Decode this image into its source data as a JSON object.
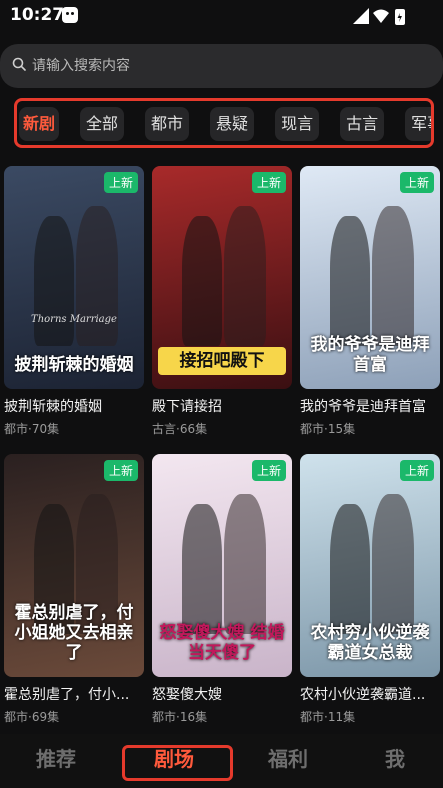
{
  "status": {
    "time": "10:27"
  },
  "search": {
    "placeholder": "请输入搜索内容"
  },
  "tabs": [
    {
      "label": "新剧",
      "active": true
    },
    {
      "label": "全部"
    },
    {
      "label": "都市"
    },
    {
      "label": "悬疑"
    },
    {
      "label": "现言"
    },
    {
      "label": "古言"
    },
    {
      "label": "军事"
    }
  ],
  "dramas": [
    {
      "title": "披荆斩棘的婚姻",
      "meta": "都市·70集",
      "badge": "上新",
      "poster_text": "披荆斩棘的婚姻",
      "poster_sub": "Thorns Marriage",
      "colors": [
        "#3b4a63",
        "#1c2333"
      ]
    },
    {
      "title": "殿下请接招",
      "meta": "古言·66集",
      "badge": "上新",
      "poster_text": "接招吧殿下",
      "colors": [
        "#a82a2a",
        "#3a0f12"
      ]
    },
    {
      "title": "我的爷爷是迪拜首富",
      "meta": "都市·15集",
      "badge": "上新",
      "poster_text": "我的爷爷是迪拜首富",
      "colors": [
        "#dfe9f5",
        "#8da0b8"
      ]
    },
    {
      "title": "霍总别虐了，付小...",
      "meta": "都市·69集",
      "badge": "上新",
      "poster_text": "霍总别虐了，付小姐她又去相亲了",
      "colors": [
        "#2a2020",
        "#6b4a3a"
      ]
    },
    {
      "title": "怒娶傻大嫂",
      "meta": "都市·16集",
      "badge": "上新",
      "poster_text": "怒娶傻大嫂 结婚当天傻了",
      "colors": [
        "#f3e7f0",
        "#c9b4c9"
      ]
    },
    {
      "title": "农村小伙逆袭霸道...",
      "meta": "都市·11集",
      "badge": "上新",
      "poster_text": "农村穷小伙逆袭霸道女总裁",
      "colors": [
        "#cfe2ec",
        "#7c96a8"
      ]
    }
  ],
  "bottom_nav": [
    {
      "label": "推荐"
    },
    {
      "label": "剧场",
      "active": true
    },
    {
      "label": "福利"
    },
    {
      "label": "我"
    }
  ],
  "accent": "#ff5a3c",
  "badge_color": "#1bb86a"
}
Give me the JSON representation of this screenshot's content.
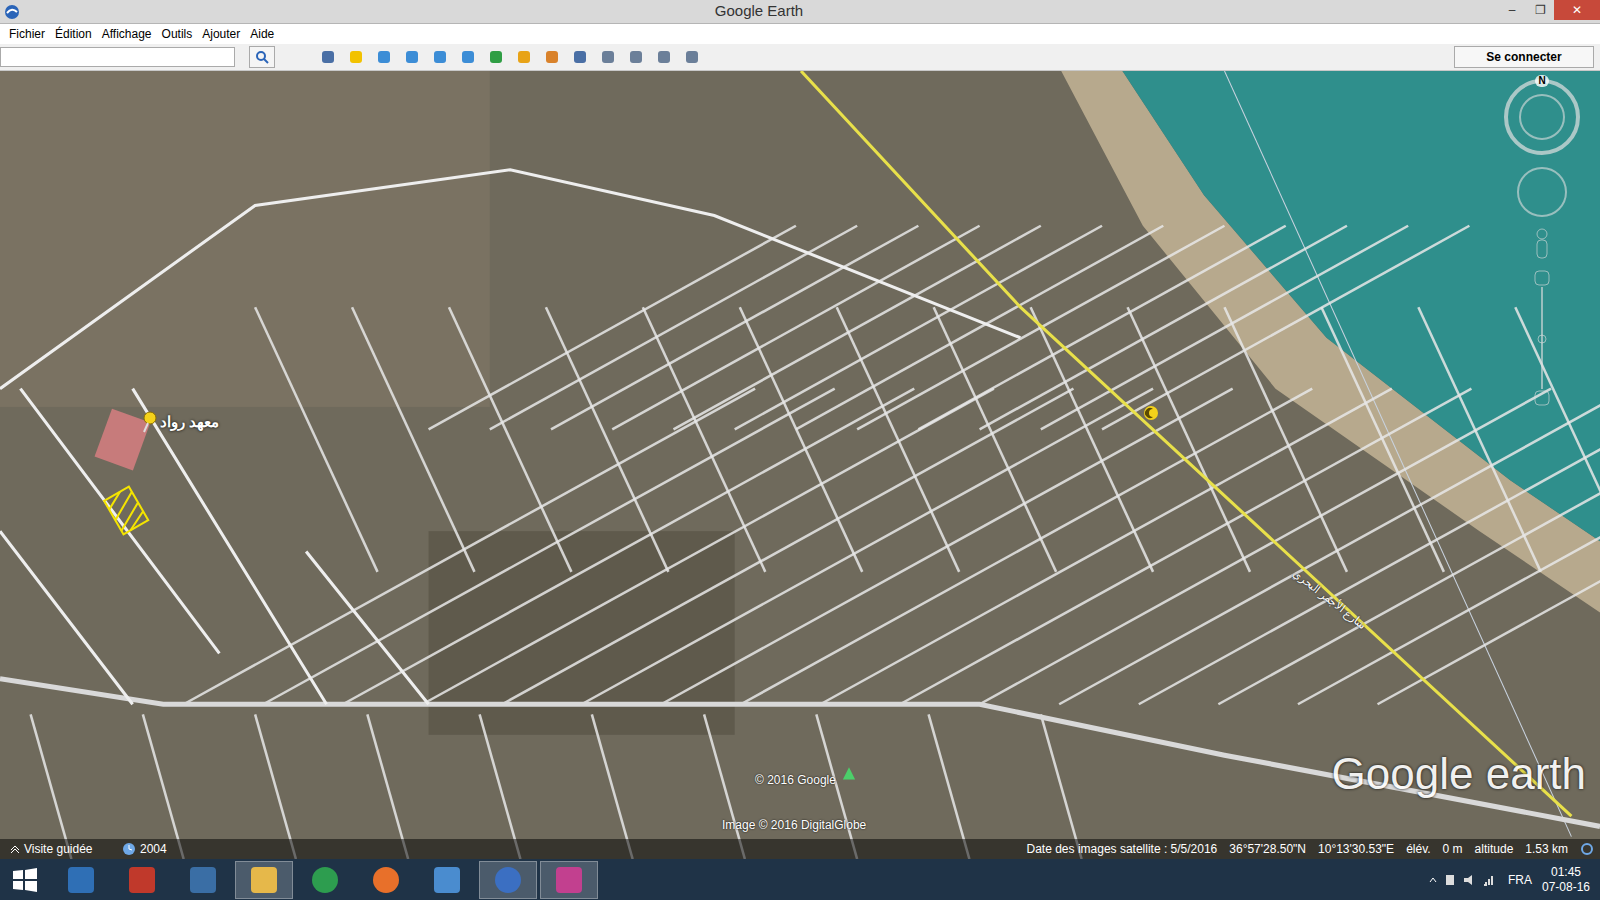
{
  "window": {
    "title": "Google Earth",
    "controls": [
      "–",
      "❐",
      "✕"
    ]
  },
  "menu": [
    "Fichier",
    "Édition",
    "Affichage",
    "Outils",
    "Ajouter",
    "Aide"
  ],
  "sign_in": "Se connecter",
  "map": {
    "placemark": "معهد رواد",
    "road_label": "شارع الأجمر البحري",
    "compass": "N",
    "copyright": "© 2016 Google",
    "imagery": "Image © 2016 DigitalGlobe",
    "watermark": "Google earth"
  },
  "tour": {
    "label": "Visite guidée",
    "year": "2004"
  },
  "status": {
    "date": "Date des images satellite : 5/5/2016",
    "lat": "36°57'28.50\"N",
    "lon": "10°13'30.53\"E",
    "elev_label": "élév.",
    "elev": "0 m",
    "alt_label": "altitude",
    "alt": "1.53 km"
  },
  "taskbar": {
    "apps": [
      {
        "active": false
      },
      {
        "active": false
      },
      {
        "active": false
      },
      {
        "active": true
      },
      {
        "active": false
      },
      {
        "active": false
      },
      {
        "active": false
      },
      {
        "active": true
      },
      {
        "active": true
      }
    ],
    "language": "FRA",
    "time": "01:45",
    "date": "07-08-16"
  }
}
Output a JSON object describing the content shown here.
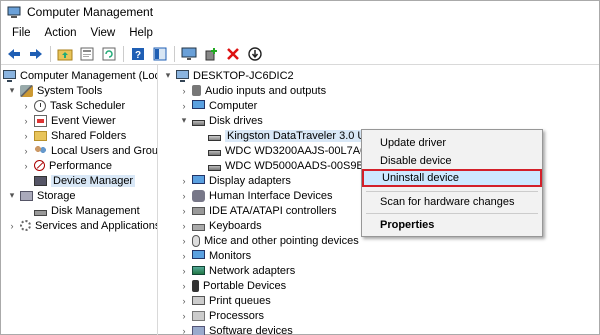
{
  "window": {
    "title": "Computer Management"
  },
  "menu": [
    "File",
    "Action",
    "View",
    "Help"
  ],
  "toolbar_icons": [
    "back-icon",
    "forward-icon",
    "up-folder-icon",
    "properties-icon",
    "refresh-icon",
    "help-icon",
    "show-hide-icon",
    "monitor-icon",
    "add-driver-icon",
    "remove-icon",
    "install-icon"
  ],
  "left_tree": {
    "root": "Computer Management (Local",
    "system_tools": "System Tools",
    "task_scheduler": "Task Scheduler",
    "event_viewer": "Event Viewer",
    "shared_folders": "Shared Folders",
    "local_users": "Local Users and Groups",
    "performance": "Performance",
    "device_manager": "Device Manager",
    "storage": "Storage",
    "disk_management": "Disk Management",
    "services": "Services and Applications"
  },
  "device_tree": {
    "computer_name": "DESKTOP-JC6DIC2",
    "items": {
      "audio": "Audio inputs and outputs",
      "computer": "Computer",
      "disk_drives": "Disk drives",
      "kingston": "Kingston DataTraveler 3.0 USB D",
      "wdc1": "WDC WD3200AAJS-00L7A0 A",
      "wdc2": "WDC WD5000AADS-00S9B0 A",
      "display": "Display adapters",
      "hid": "Human Interface Devices",
      "ide": "IDE ATA/ATAPI controllers",
      "keyboards": "Keyboards",
      "mice": "Mice and other pointing devices",
      "monitors": "Monitors",
      "network": "Network adapters",
      "portable": "Portable Devices",
      "print": "Print queues",
      "processors": "Processors",
      "software": "Software devices"
    }
  },
  "context_menu": {
    "update": "Update driver",
    "disable": "Disable device",
    "uninstall": "Uninstall device",
    "scan": "Scan for hardware changes",
    "properties": "Properties"
  },
  "colors": {
    "highlight_border": "#d3202a",
    "selection_bg": "#d9e8f7",
    "menu_hover": "#cde8ff"
  }
}
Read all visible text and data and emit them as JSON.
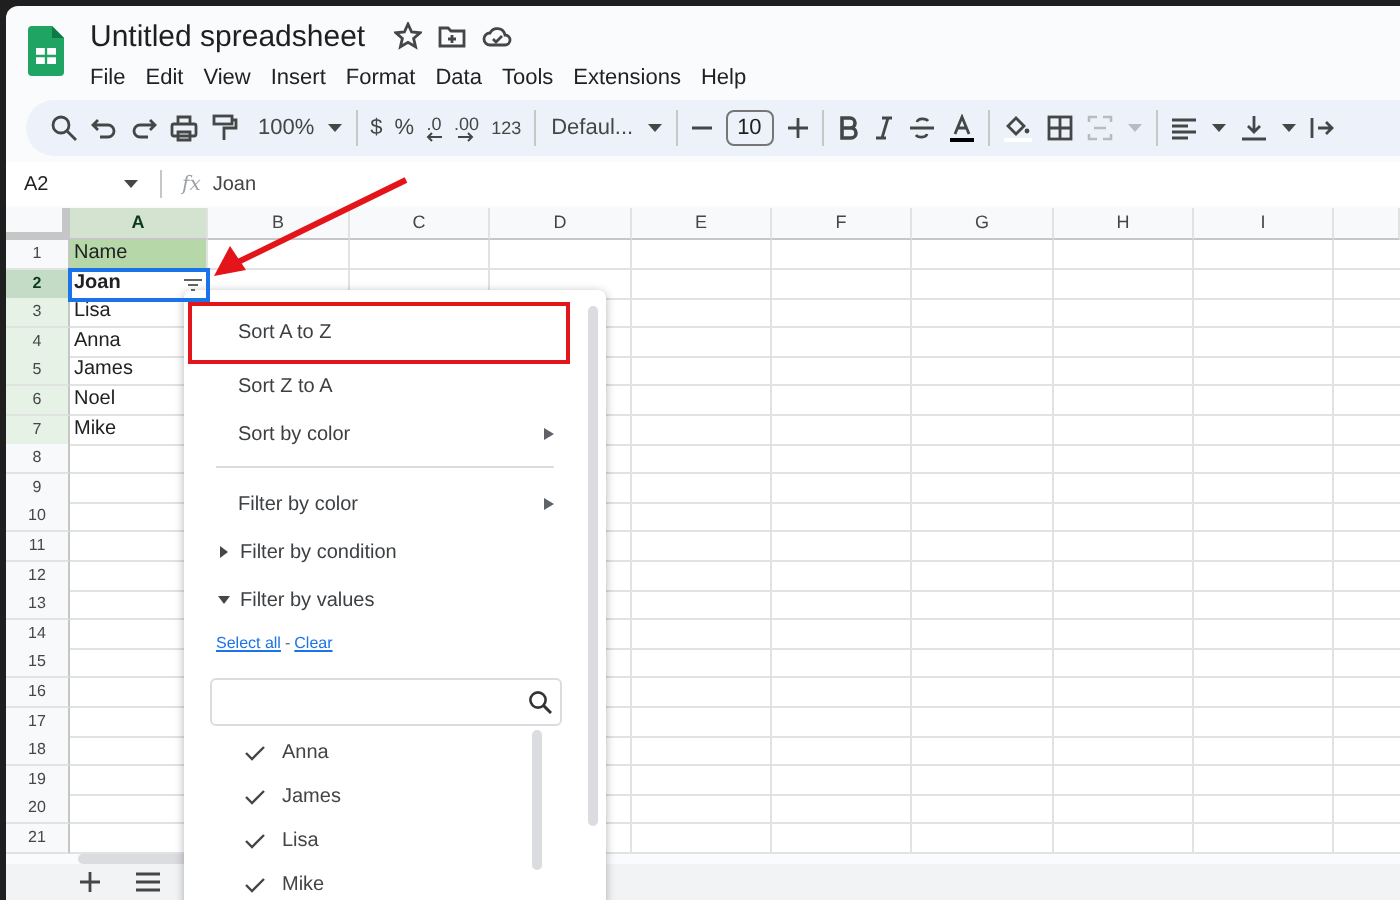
{
  "window": {
    "title": "Untitled spreadsheet"
  },
  "menu_bar": [
    "File",
    "Edit",
    "View",
    "Insert",
    "Format",
    "Data",
    "Tools",
    "Extensions",
    "Help"
  ],
  "toolbar": {
    "zoom": "100%",
    "currency": "$",
    "percent": "%",
    "decrease_decimals": ".0",
    "increase_decimals": ".00",
    "number_format": "123",
    "font": "Defaul...",
    "font_size": "10"
  },
  "formula_bar": {
    "cell_ref": "A2",
    "fx": "fx",
    "value": "Joan"
  },
  "grid": {
    "columns": [
      "A",
      "B",
      "C",
      "D",
      "E",
      "F",
      "G",
      "H",
      "I"
    ],
    "rows": [
      {
        "number": "1",
        "selected": false,
        "in_range": false,
        "cell": "Name",
        "header": true
      },
      {
        "number": "2",
        "selected": true,
        "in_range": false,
        "cell": "Joan",
        "header": false
      },
      {
        "number": "3",
        "selected": false,
        "in_range": true,
        "cell": "Lisa",
        "header": false
      },
      {
        "number": "4",
        "selected": false,
        "in_range": true,
        "cell": "Anna",
        "header": false
      },
      {
        "number": "5",
        "selected": false,
        "in_range": true,
        "cell": "James",
        "header": false
      },
      {
        "number": "6",
        "selected": false,
        "in_range": true,
        "cell": "Noel",
        "header": false
      },
      {
        "number": "7",
        "selected": false,
        "in_range": true,
        "cell": "Mike",
        "header": false
      },
      {
        "number": "8",
        "selected": false,
        "in_range": false
      },
      {
        "number": "9",
        "selected": false,
        "in_range": false
      },
      {
        "number": "10",
        "selected": false,
        "in_range": false
      },
      {
        "number": "11",
        "selected": false,
        "in_range": false
      },
      {
        "number": "12",
        "selected": false,
        "in_range": false
      },
      {
        "number": "13",
        "selected": false,
        "in_range": false
      },
      {
        "number": "14",
        "selected": false,
        "in_range": false
      },
      {
        "number": "15",
        "selected": false,
        "in_range": false
      },
      {
        "number": "16",
        "selected": false,
        "in_range": false
      },
      {
        "number": "17",
        "selected": false,
        "in_range": false
      },
      {
        "number": "18",
        "selected": false,
        "in_range": false
      },
      {
        "number": "19",
        "selected": false,
        "in_range": false
      },
      {
        "number": "20",
        "selected": false,
        "in_range": false
      },
      {
        "number": "21",
        "selected": false,
        "in_range": false
      }
    ]
  },
  "filter_menu": {
    "items": [
      {
        "kind": "action",
        "label": "Sort A to Z",
        "highlighted": true
      },
      {
        "kind": "action",
        "label": "Sort Z to A",
        "highlighted": false
      },
      {
        "kind": "submenu",
        "label": "Sort by color",
        "highlighted": false
      },
      {
        "kind": "divider"
      },
      {
        "kind": "submenu",
        "label": "Filter by color",
        "highlighted": false
      },
      {
        "kind": "section",
        "label": "Filter by condition",
        "expanded": false
      },
      {
        "kind": "section",
        "label": "Filter by values",
        "expanded": true
      }
    ],
    "links": {
      "select_all": "Select all",
      "separator": "-",
      "clear": "Clear"
    },
    "values": [
      {
        "label": "Anna",
        "checked": true
      },
      {
        "label": "James",
        "checked": true
      },
      {
        "label": "Lisa",
        "checked": true
      },
      {
        "label": "Mike",
        "checked": true
      }
    ]
  },
  "callout_arrow": true
}
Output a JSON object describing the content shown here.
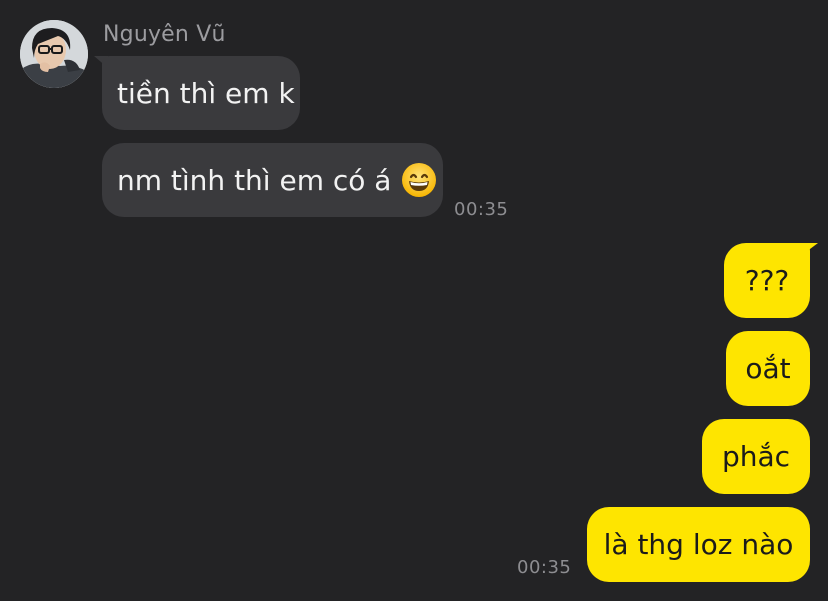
{
  "contact": {
    "name": "Nguyên Vũ",
    "avatar_icon": "profile-photo"
  },
  "messages": [
    {
      "side": "incoming",
      "text": "tiền thì em k"
    },
    {
      "side": "incoming",
      "text": "nm tình thì em có á",
      "emoji": "grinning-face-icon"
    },
    {
      "side": "outgoing",
      "text": "???"
    },
    {
      "side": "outgoing",
      "text": "oắt"
    },
    {
      "side": "outgoing",
      "text": "phắc"
    },
    {
      "side": "outgoing",
      "text": "là thg loz nào"
    }
  ],
  "timestamps": {
    "incoming_group": "00:35",
    "outgoing_group": "00:35"
  },
  "colors": {
    "background": "#232325",
    "incoming_bubble": "#3a3a3d",
    "outgoing_bubble": "#fee500",
    "name_text": "#9c9ca0",
    "time_text": "#8d8d91"
  }
}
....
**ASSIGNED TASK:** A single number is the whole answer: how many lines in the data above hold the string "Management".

**FINISHED EXERCISE:** 3